1/6 times diameter of tank but need not exceed 30 ft.
 
 
 
None ———––
Diameter of tank but need not exceed 175 ft.
 
1/6 times diameter of tank but need not exceed 30 ft.
 
Vertical with weak roof to shell seam
 
 
Approved foam or inerting system on the tank.
 
1/2 times diameter of tank but need not exceed 90 ft. and ((shall)) must not be less than 5 ft.
 
1/6 times diameter of tank but need not exceed 30 ft.
 
 
 
Protection for exposures.
 
Diameter of tank but need not exceed 175 ft.
 
1/3 times diameter of tank but need not exceed 60 ft.
 
 
 
None ———––
2 times diameter of tank but need not exceed 350 ft.
 
1/3 times diameter of tank but need not exceed 60 ft.
 
Horizontal and vertical, with emergency relief venting to limit pressures to 2.5 p.s.i.g.
 
Approved inerting system on the tank or approved foam system on vertical tanks.
 
1/2 times Table H-9 but shall not be less than 5 ft.
 
1/2 times Table H-9.
 
 
 
Protection for exposures.
 
Table H-9 ———–
Table H-9
 
 
 
None ———–
2 times table ——
Table H-9
 
TABLE H-6
Type of
tank
 
Protection
 
Minimum distance in feet from
property line which may be built upon, including the
opposite side of a public way.
 
Minimum distance
in feet from
nearest side of
any public way or from nearest
important building.
 
Any type
-
Protection for exposures.
 
1 1/2 times Table H-9 but ((shall)) must not be less than 25 ft.
 
1 1/2 times Table H-9 but ((shall)) must not be less than 25 ft.
 
 
 
None ————–
3 times Table H-9 but ((shall)) must not be less than 50 ft.
 
1 1/2 times Table H-9 but ((shall)) must not be less than 25 ft.
 
TABLE H-7
Type of tank
 
Protection
 
Minimum distance in feet from
property line which may be built upon, including the
opposite side of a public way.
 
Minimum distance in feet from nearest side of any public way or from
nearest important building.
 
Floating
roof ———
Protection for exposures.
 
Diameter of tank but need not exceed 175 ft.
 
1/3 times diameter of tank but need not exceed 60 ft.
 
None ————
2 times diameter of tank but need not exceed 350 ft.
 
1/3 times diameter of tank but need not exceed 60 ft.
 
Fixed
roof ———
Approved foam or inerting system.
 
Diameter of tank but need not exceed 175 ft.
 
1/3 times diameter of tank but need not exceed 60 ft.
 
Protection
for exposures.
 
2 times diameter of tank but need not exceed 350 ft.
 
2/3 times diameter of tank but need not exceed 120 ft.
 
None ————
4 times diameter of tank but need not exceed 350 ft.
 
2/3 times diameter of tank but need not exceed 120 ft.
 
TABLE H-8
Type of tank
 
Protection
 
Minimum distance in feet from

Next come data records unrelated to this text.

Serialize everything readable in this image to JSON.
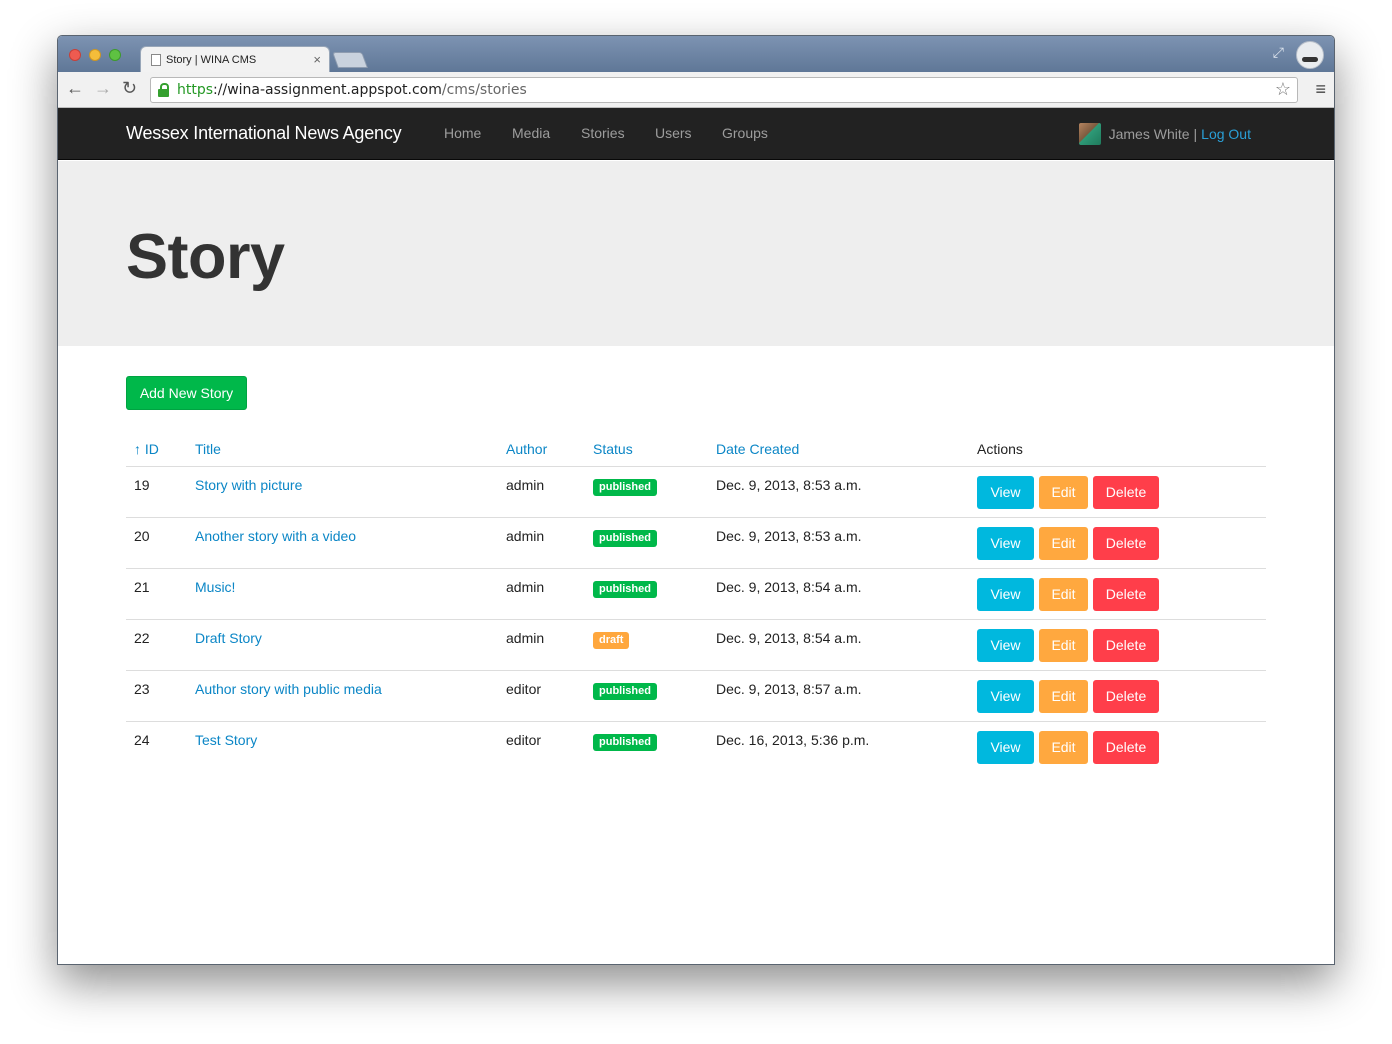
{
  "browser": {
    "tab_title": "Story | WINA CMS",
    "tab_close": "×",
    "url_scheme": "https",
    "url_host": "://wina-assignment.appspot.com",
    "url_path": "/cms/stories",
    "back": "←",
    "forward": "→",
    "reload": "↻",
    "star": "☆",
    "menu": "≡",
    "fullscreen": "⤢"
  },
  "navbar": {
    "brand": "Wessex International News Agency",
    "links": [
      "Home",
      "Media",
      "Stories",
      "Users",
      "Groups"
    ],
    "user_name": "James White",
    "separator": "|",
    "logout": "Log Out"
  },
  "page": {
    "title": "Story",
    "add_button": "Add New Story"
  },
  "table": {
    "headers": {
      "id": "↑ ID",
      "title": "Title",
      "author": "Author",
      "status": "Status",
      "date_created": "Date Created",
      "actions": "Actions"
    },
    "action_labels": {
      "view": "View",
      "edit": "Edit",
      "delete": "Delete"
    },
    "rows": [
      {
        "id": "19",
        "title": "Story with picture",
        "author": "admin",
        "status": "published",
        "date": "Dec. 9, 2013, 8:53 a.m."
      },
      {
        "id": "20",
        "title": "Another story with a video",
        "author": "admin",
        "status": "published",
        "date": "Dec. 9, 2013, 8:53 a.m."
      },
      {
        "id": "21",
        "title": "Music!",
        "author": "admin",
        "status": "published",
        "date": "Dec. 9, 2013, 8:54 a.m."
      },
      {
        "id": "22",
        "title": "Draft Story",
        "author": "admin",
        "status": "draft",
        "date": "Dec. 9, 2013, 8:54 a.m."
      },
      {
        "id": "23",
        "title": "Author story with public media",
        "author": "editor",
        "status": "published",
        "date": "Dec. 9, 2013, 8:57 a.m."
      },
      {
        "id": "24",
        "title": "Test Story",
        "author": "editor",
        "status": "published",
        "date": "Dec. 16, 2013, 5:36 p.m."
      }
    ]
  },
  "colors": {
    "navbar_bg": "#222222",
    "link": "#0b86c6",
    "published": "#00b84a",
    "draft": "#ffa73d",
    "view": "#00b8de",
    "edit": "#ffa83f",
    "delete": "#ff3e4a"
  }
}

property line which may be built upon, including the
opposite side of a public way.
 
Minimum distance in feet from nearest side of any public way or from
nearest important building.
 
Horizontal and vertical tanks with emergency relief venting to permit pressure not in excess of 2.5 p.s.i.g.
 
Tank protected with any of the following:
Approved water spray, approved inerting, approved insulation and refrigeration, approved barricade.
 
See Table H-9, but the distance may be not less than 25 ft.
 
Not less than 25 ft.
 
Protection for exposures.
 
2 1/2 times Table H-9 but not less than 50 ft.
 
Not less than 50 ft.
 
None ———
 
5 times Table H-9 but not less than 100 ft.
 
Not less than 100 ft.
Horizontal and vertical tanks with emergency relief venting to permit pressure over 2.5 p.s.i.g.
 
Tank protected with any one of the following:
Approved water spray, approved inerting, approved insulation and refrigeration, approved barricade.
 
2 times Table H-9 but not less than 50 ft.
 
Not less than 50 ft.
 
Protection for exposures.
 
4 times Table H-9 but not less than 100 ft.
 
Not less than 100 ft.
None ————
8 times Table H-9 but not less than 150 ft.
 
Not less than 150 ft.
TABLE H-9
Capacity tank gallons
 
Minimum distance
in feet from
property line which may be built upon, including the
opposite side of a public way.
 
Minimum distance in feet from
nearest side of any public way or from nearest important building.
 
275
 
or less
—–—–——— 5
 
5
 
276
 
to
750
–——— 10
 
5
 
751
 
to
12,000
–——— 15
 
5
 
12,001
 
to
30,000
–——— 20